Apart from that, there does not seem to be any improvement in behavioral patterns of many who purport to be religious and observant once the fast is over. People go back to their normal routines as if nothing was learned from Yom Kippur at all. The arrogance and short temper, so characteristic of many Israelis, remains the same.

What is the purpose of this fast? If one does not believe or is non-observant, the "reason" for fasting is to "identify with the people of Israel". This is the cliché often used as an excuse for fasting. When one "identifies with one's people" with what aspect of "one's people" does this entail – arrogance, ill manners, lack of consideration for one's fellowmen, even crime and last but not least, the eternal paper chase?The return to the faith (choser b'tshuva) has become rampant amongst many criminals.

The idea of Yom Kippur, with its outmoded rituals for many, is farcical and become devoid of all meaning. The idea of being a once-a-year-Jew defies all rationality. If one does not observe Yom Kippur in its spirit rather than its act then there is no point observing it at all. Many people fast while watching videos at home and boast that they "made it".

The oppressiveness of religious coercion and self-righteousness reaches its zenith on Yom Kippur. It has become an empty, boring day with very little substance for many people who find religiosity in Israel a hypocritical exercise in endurance. Driving on that day is taboo and in the case of an emergency, the chance of being stoned by "the observant" cannot be ruled out.

Nothing will change for the better at the close of Yom Kippur from a human relationship point of view. This being the case, why bother to fast?


Michael L. S. said...

Shalom Shimon, hope you don't mind but I replied to your Yom Kipur article and linked to it on my blog. Just thought to let you know. Again, I really hope you took no offense at anything I wrote. Have a shavua tov.
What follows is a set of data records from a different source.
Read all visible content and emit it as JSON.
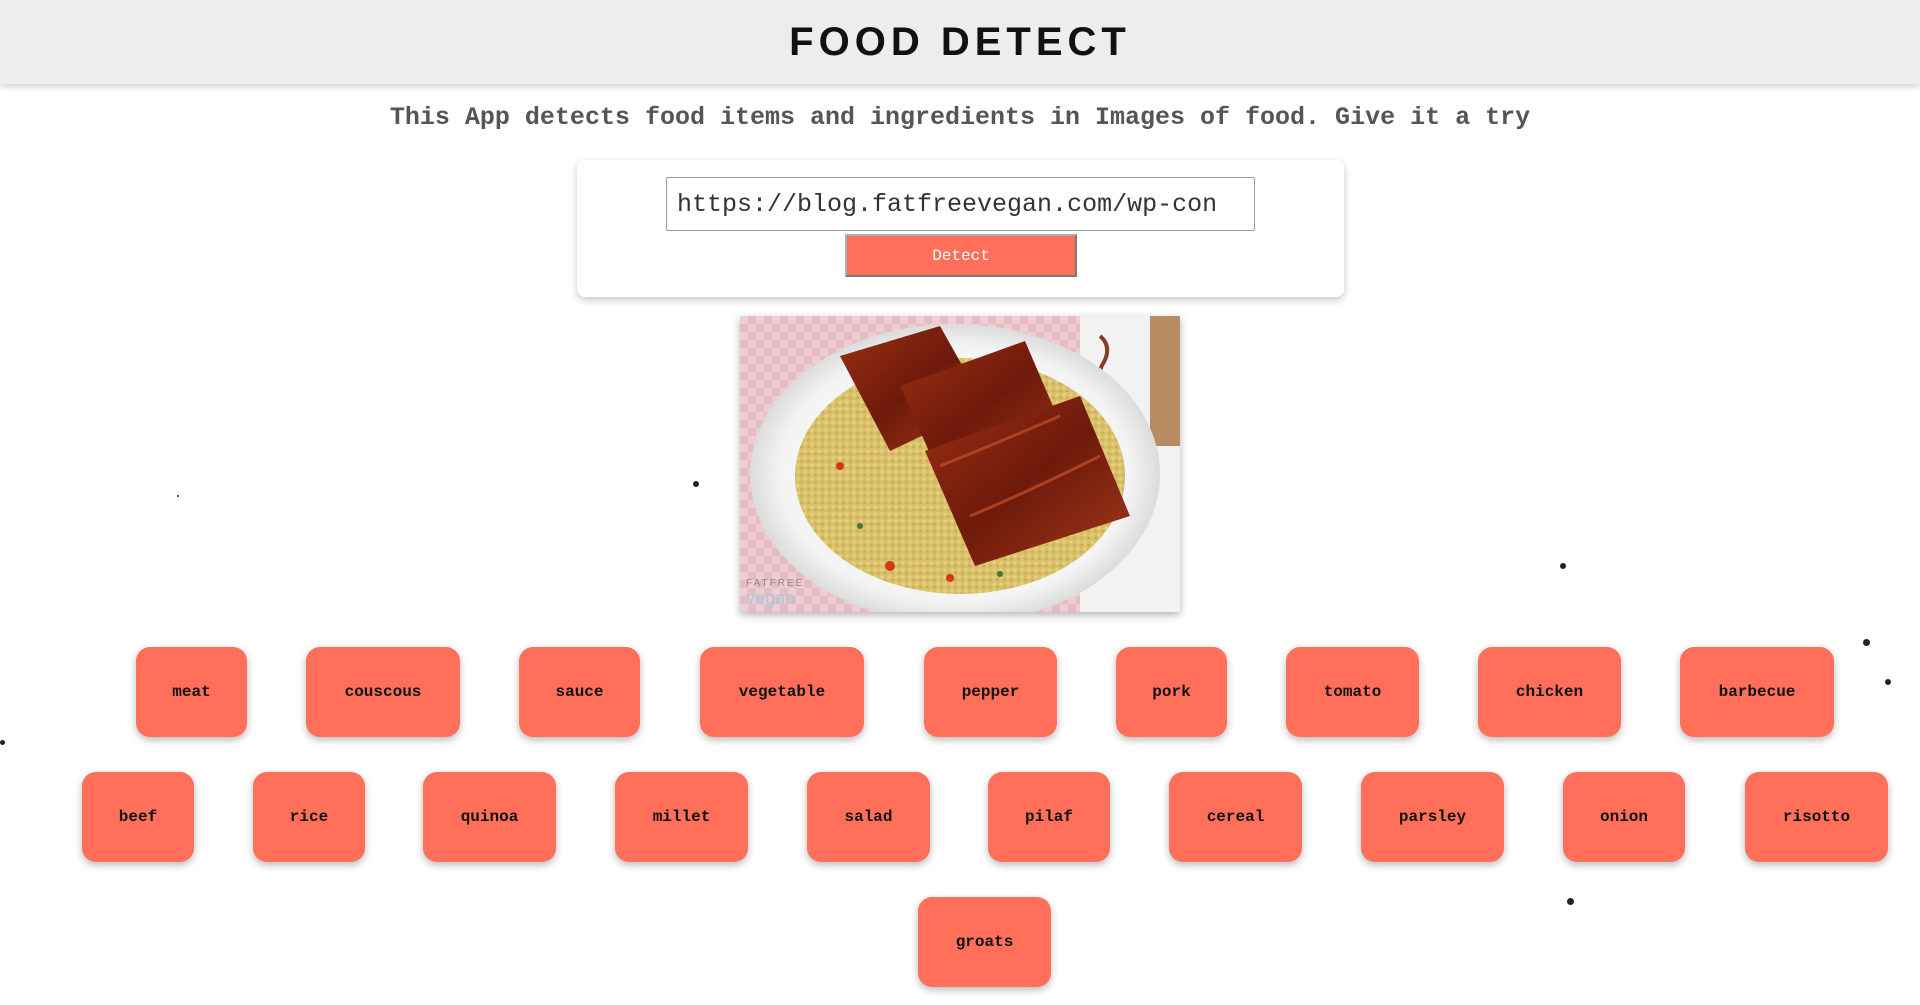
{
  "header": {
    "title": "FOOD DETECT"
  },
  "tagline": "This App detects food items and ingredients in Images of food. Give it a try",
  "form": {
    "url_value": "https://blog.fatfreevegan.com/wp-con",
    "detect_label": "Detect"
  },
  "photo": {
    "watermark_top": "FATFREE",
    "watermark_bottom": "vegan"
  },
  "colors": {
    "accent": "#ff6f5a",
    "header_bg": "#ededed"
  },
  "tags": {
    "row1": [
      "meat",
      "couscous",
      "sauce",
      "vegetable",
      "pepper",
      "pork",
      "tomato",
      "chicken",
      "barbecue"
    ],
    "row2": [
      "beef",
      "rice",
      "quinoa",
      "millet",
      "salad",
      "pilaf",
      "cereal",
      "parsley",
      "onion",
      "risotto"
    ],
    "row3": [
      "groats"
    ]
  }
}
zac said...

Subseqently the following article by Gidon Levy of Haaretz was published which is a recommended read.